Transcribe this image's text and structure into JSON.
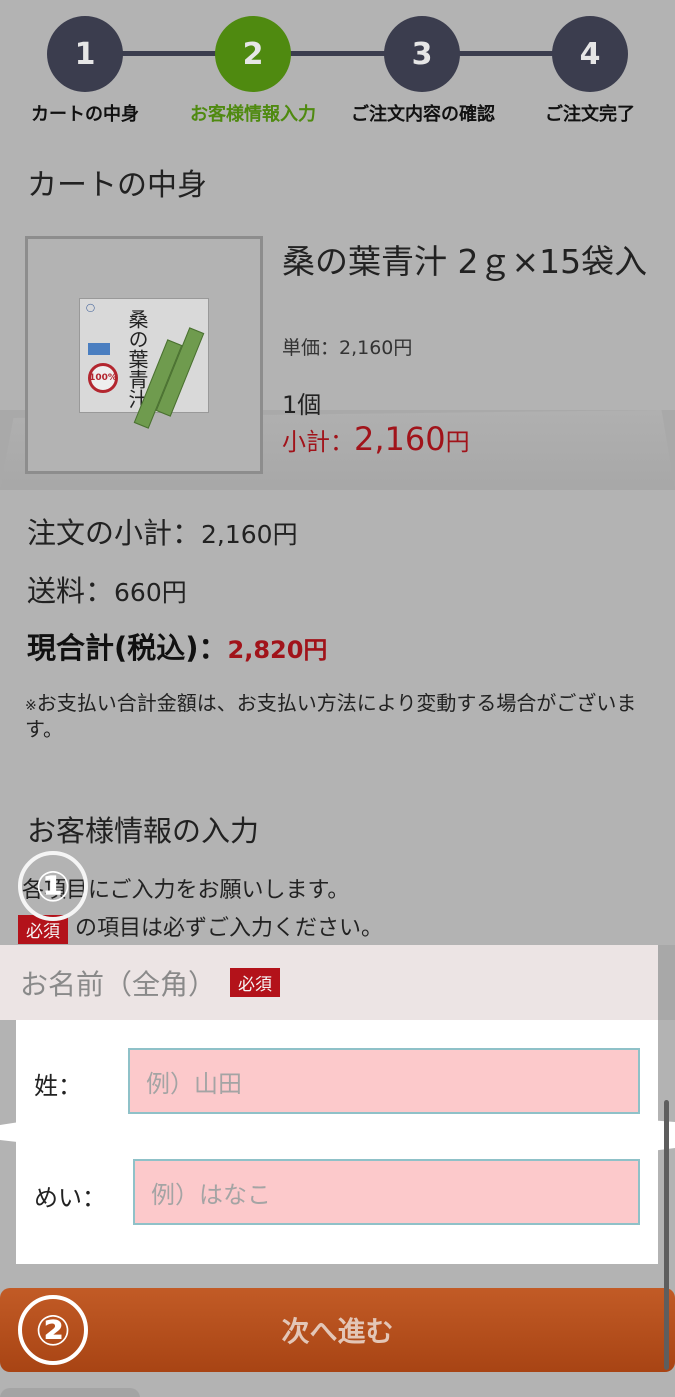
{
  "steps": [
    {
      "num": "1",
      "label": "カートの中身"
    },
    {
      "num": "2",
      "label": "お客様情報入力"
    },
    {
      "num": "3",
      "label": "ご注文内容の確認"
    },
    {
      "num": "4",
      "label": "ご注文完了"
    }
  ],
  "cart": {
    "title": "カートの中身",
    "item": {
      "name": "桑の葉青汁 2ｇ×15袋入",
      "unit_price": "単価：2,160円",
      "quantity": "1個",
      "subtotal_label": "小計：",
      "subtotal_amount": "2,160",
      "subtotal_unit": "円",
      "package_name": "桑の葉青汁",
      "package_badge": "100%"
    }
  },
  "summary": {
    "order_subtotal_label": "注文の小計：",
    "order_subtotal_value": "2,160円",
    "shipping_label": "送料：",
    "shipping_value": "660円",
    "total_label": "現合計(税込)：",
    "total_value": "2,820円",
    "note_mark": "※",
    "note": "お支払い合計金額は、お支払い方法により変動する場合がございます。"
  },
  "customer": {
    "title": "お客様情報の入力",
    "intro": "各項目にご入力をお願いします。",
    "required_badge": "必須",
    "required_note": " の項目は必ずご入力ください。",
    "name_section_label": "お名前（全角）",
    "last_name_label": "姓：",
    "last_name_placeholder": "例）山田",
    "first_name_label": "めい：",
    "first_name_placeholder": "例）はなこ"
  },
  "next_button": "次へ進む",
  "annotations": {
    "one": "①",
    "two": "②"
  },
  "colors": {
    "stepper_active": "#4f8a10",
    "stepper_inactive": "#3b3d4e",
    "price_red": "#a1131a",
    "required_red": "#b3121a",
    "button_orange": "#b34e1c",
    "input_pink": "#fcc9cb"
  }
}
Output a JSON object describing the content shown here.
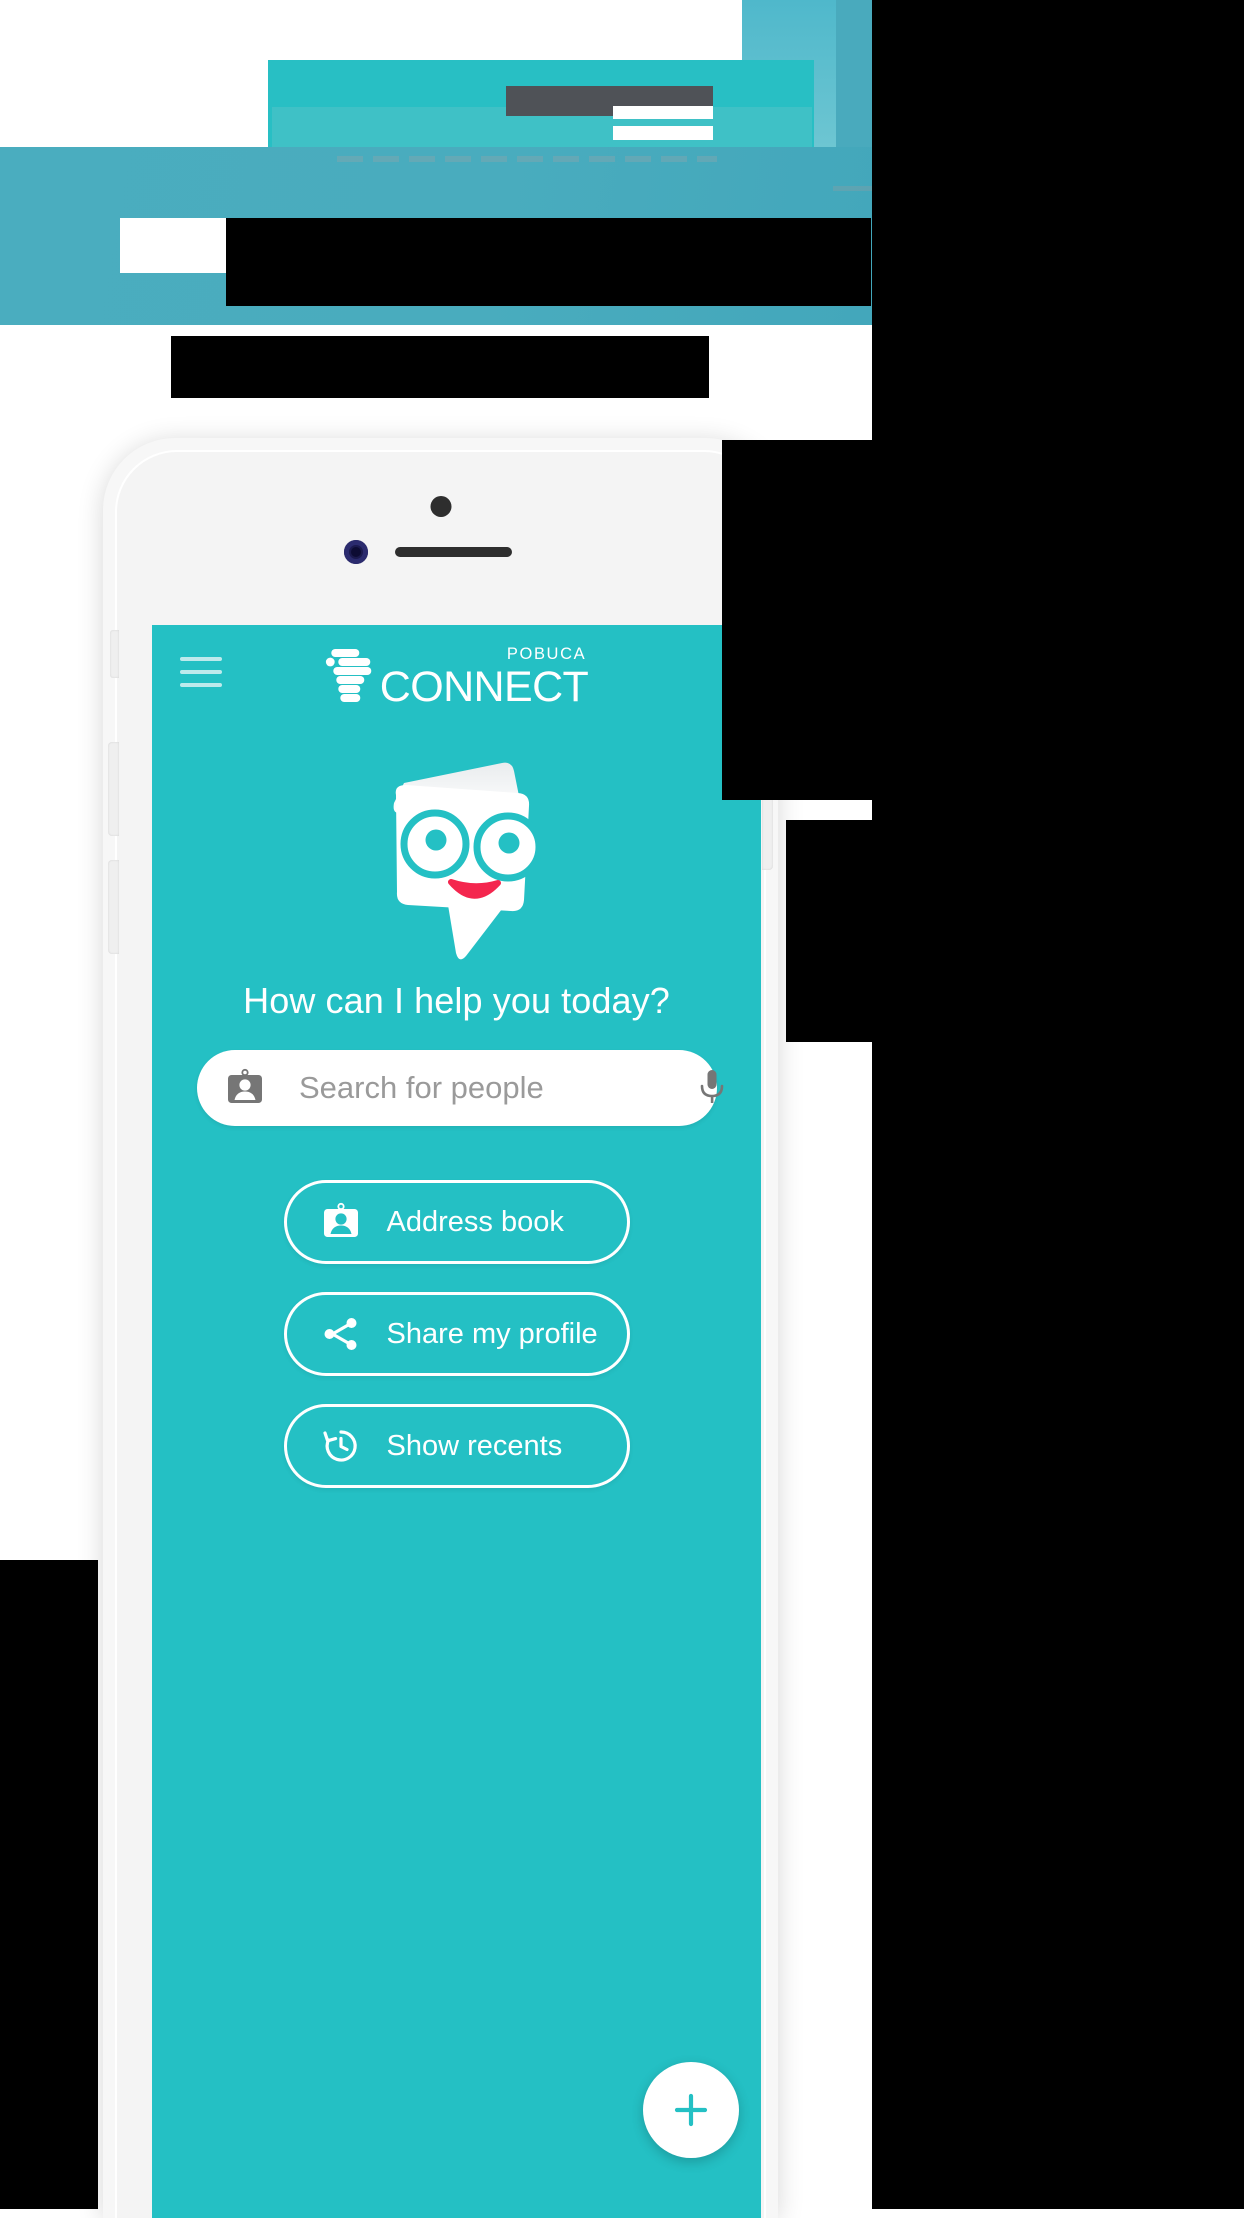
{
  "hero": {
    "redacted": true,
    "note": "headline area obscured by solid black and teal redaction blocks",
    "colors": {
      "teal_band": "#28bfc4",
      "blue_band": "#4aadbf",
      "grey_block": "#4f5257",
      "redaction": "#000000"
    }
  },
  "phone": {
    "device": "white smartphone mockup",
    "frame_color": "#f7f7f7",
    "hardware": {
      "front_camera": "camera-dot",
      "proximity_sensor": "sensor-dot",
      "earpiece": "speaker-grille",
      "volume_buttons": 2,
      "mute_switch": 1,
      "power_button": 1
    }
  },
  "app": {
    "screen_bg": "#24c0c4",
    "header": {
      "menu_icon": "hamburger-icon",
      "brand_small": "POBUCA",
      "brand_main": "CONNECT",
      "logo_icon": "pobuca-stack-logo"
    },
    "mascot": {
      "name": "pobuca-bot-face",
      "face_color": "#ffffff",
      "eye_color": "#24c0c4",
      "mouth_color": "#f4264e"
    },
    "tagline": "How can I help you today?",
    "search": {
      "icon": "contact-card-icon",
      "placeholder": "Search for people",
      "value": "",
      "mic_icon": "microphone-icon"
    },
    "actions": [
      {
        "icon": "contact-card-icon",
        "label": "Address book"
      },
      {
        "icon": "share-icon",
        "label": "Share my profile"
      },
      {
        "icon": "history-icon",
        "label": "Show recents"
      }
    ],
    "fab": {
      "icon": "plus-icon",
      "label": "+",
      "color": "#24c0c4"
    }
  }
}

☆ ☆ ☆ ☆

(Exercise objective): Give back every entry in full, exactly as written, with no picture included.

(Result of this task):
Transcribe this image's text and structure into JSON.
{
  "steps": [
    {
      "num": "1",
      "label": "カートの中身"
    },
    {
      "num": "2",
      "label": "お客様情報入力"
    },
    {
      "num": "3",
      "label": "ご注文内容の確認"
    },
    {
      "num": "4",
      "label": "ご注文完了"
    }
  ],
  "cart": {
    "title": "カートの中身",
    "item": {
      "name": "桑の葉青汁 2ｇ×15袋入",
      "unit_price": "単価：2,160円",
      "quantity": "1個",
      "subtotal_label": "小計：",
      "subtotal_amount": "2,160",
      "subtotal_unit": "円",
      "package_name": "桑の葉青汁",
      "package_badge": "100%"
    }
  },
  "summary": {
    "order_subtotal_label": "注文の小計：",
    "order_subtotal_value": "2,160円",
    "shipping_label": "送料：",
    "shipping_value": "660円",
    "total_label": "現合計(税込)：",
    "total_value": "2,820円",
    "note_mark": "※",
    "note": "お支払い合計金額は、お支払い方法により変動する場合がございます。"
  },
  "customer": {
    "title": "お客様情報の入力",
    "intro": "各項目にご入力をお願いします。",
    "required_badge": "必須",
    "required_note": " の項目は必ずご入力ください。",
    "name_section_label": "お名前（全角）",
    "last_name_label": "姓：",
    "last_name_placeholder": "例）山田",
    "first_name_label": "めい：",
    "first_name_placeholder": "例）はなこ"
  },
  "next_button": "次へ進む",
  "annotations": {
    "one": "①",
    "two": "②"
  },
  "colors": {
    "stepper_active": "#4f8a10",
    "stepper_inactive": "#3b3d4e",
    "price_red": "#a1131a",
    "required_red": "#b3121a",
    "button_orange": "#b34e1c",
    "input_pink": "#fcc9cb"
  }
}
Output a JSON object describing the content shown here.
{
  "hero": {
    "redacted": true,
    "note": "headline area obscured by solid black and teal redaction blocks",
    "colors": {
      "teal_band": "#28bfc4",
      "blue_band": "#4aadbf",
      "grey_block": "#4f5257",
      "redaction": "#000000"
    }
  },
  "phone": {
    "device": "white smartphone mockup",
    "frame_color": "#f7f7f7",
    "hardware": {
      "front_camera": "camera-dot",
      "proximity_sensor": "sensor-dot",
      "earpiece": "speaker-grille",
      "volume_buttons": 2,
      "mute_switch": 1,
      "power_button": 1
    }
  },
  "app": {
    "screen_bg": "#24c0c4",
    "header": {
      "menu_icon": "hamburger-icon",
      "brand_small": "POBUCA",
      "brand_main": "CONNECT",
      "logo_icon": "pobuca-stack-logo"
    },
    "mascot": {
      "name": "pobuca-bot-face",
      "face_color": "#ffffff",
      "eye_color": "#24c0c4",
      "mouth_color": "#f4264e"
    },
    "tagline": "How can I help you today?",
    "search": {
      "icon": "contact-card-icon",
      "placeholder": "Search for people",
      "value": "",
      "mic_icon": "microphone-icon"
    },
    "actions": [
      {
        "icon": "contact-card-icon",
        "label": "Address book"
      },
      {
        "icon": "share-icon",
        "label": "Share my profile"
      },
      {
        "icon": "history-icon",
        "label": "Show recents"
      }
    ],
    "fab": {
      "icon": "plus-icon",
      "label": "+",
      "color": "#24c0c4"
    }
  }
}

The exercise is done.